Categories : Cash is trust
September 2, 2016
Tags : Card payments, Commercial bank, Cost of transactions, Distrust
Credit cards with no interest rate are not always a good solution and might be risky.
Communication Team / Equipo de Comunicación

In the FT, money management advisor Lindsay Cook warns against the risks associated with cheap credit card deals.

An increasing number of banks offer the opportunity to transfer credit and store cards debts to a unique 0% interest credit card, valid for up to 40 months.  The offer might seem irresistible, but one must remember that banks always come out as winners in the end.
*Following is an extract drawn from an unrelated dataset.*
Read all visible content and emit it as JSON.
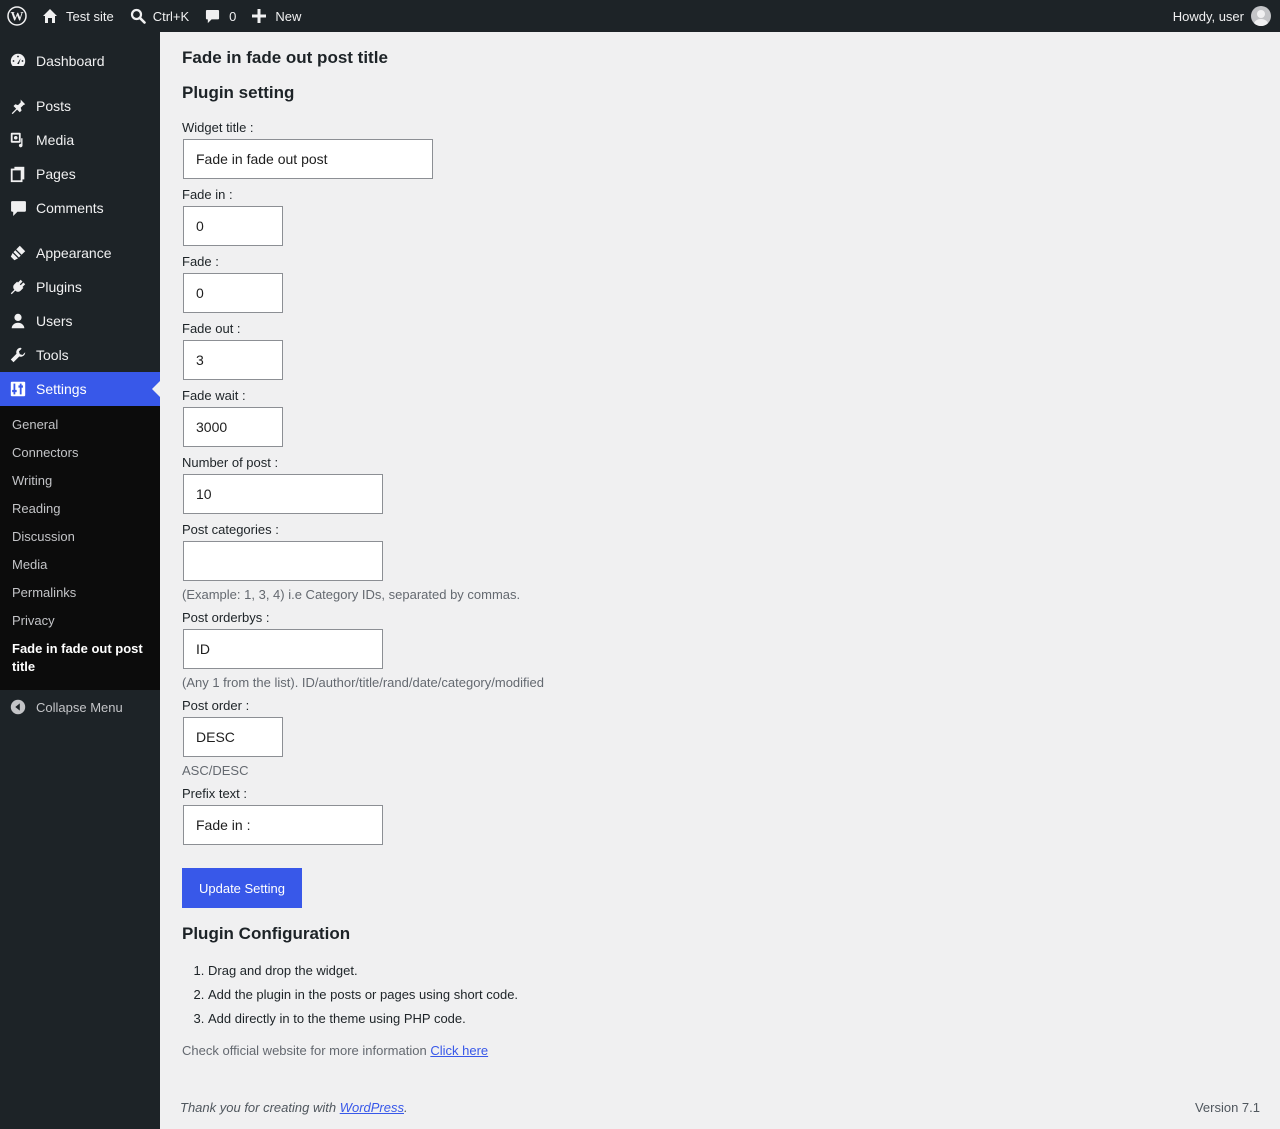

Indeed, a transfer fee is levied when the funds are transferred to the new card, ranging from 1,5 to 4%.

Moreover, big spenders who could avoid paying their debts will most likely come back to their spending habits quickly and go into debt again, to credit card providers’ great delight. Indeed, customers who fail to pay their credit card invoice on time or exceed their limit will lose their zero-rate card instantly and start paying at the full rate, which can be up to 30%.

In July, the Financial Conduct Authority’s published a five-year inquiry into credit cards, which concluded that 19 per cent of credit card holders who paid interest in the past 12 months had not expected to do so.

And in spite of falling interest rates the number of cards charging an annual percentage rate of 23 per cent or above increased, while the number charging low rates declined in the final quarter of 2015.

To read the original article, click here.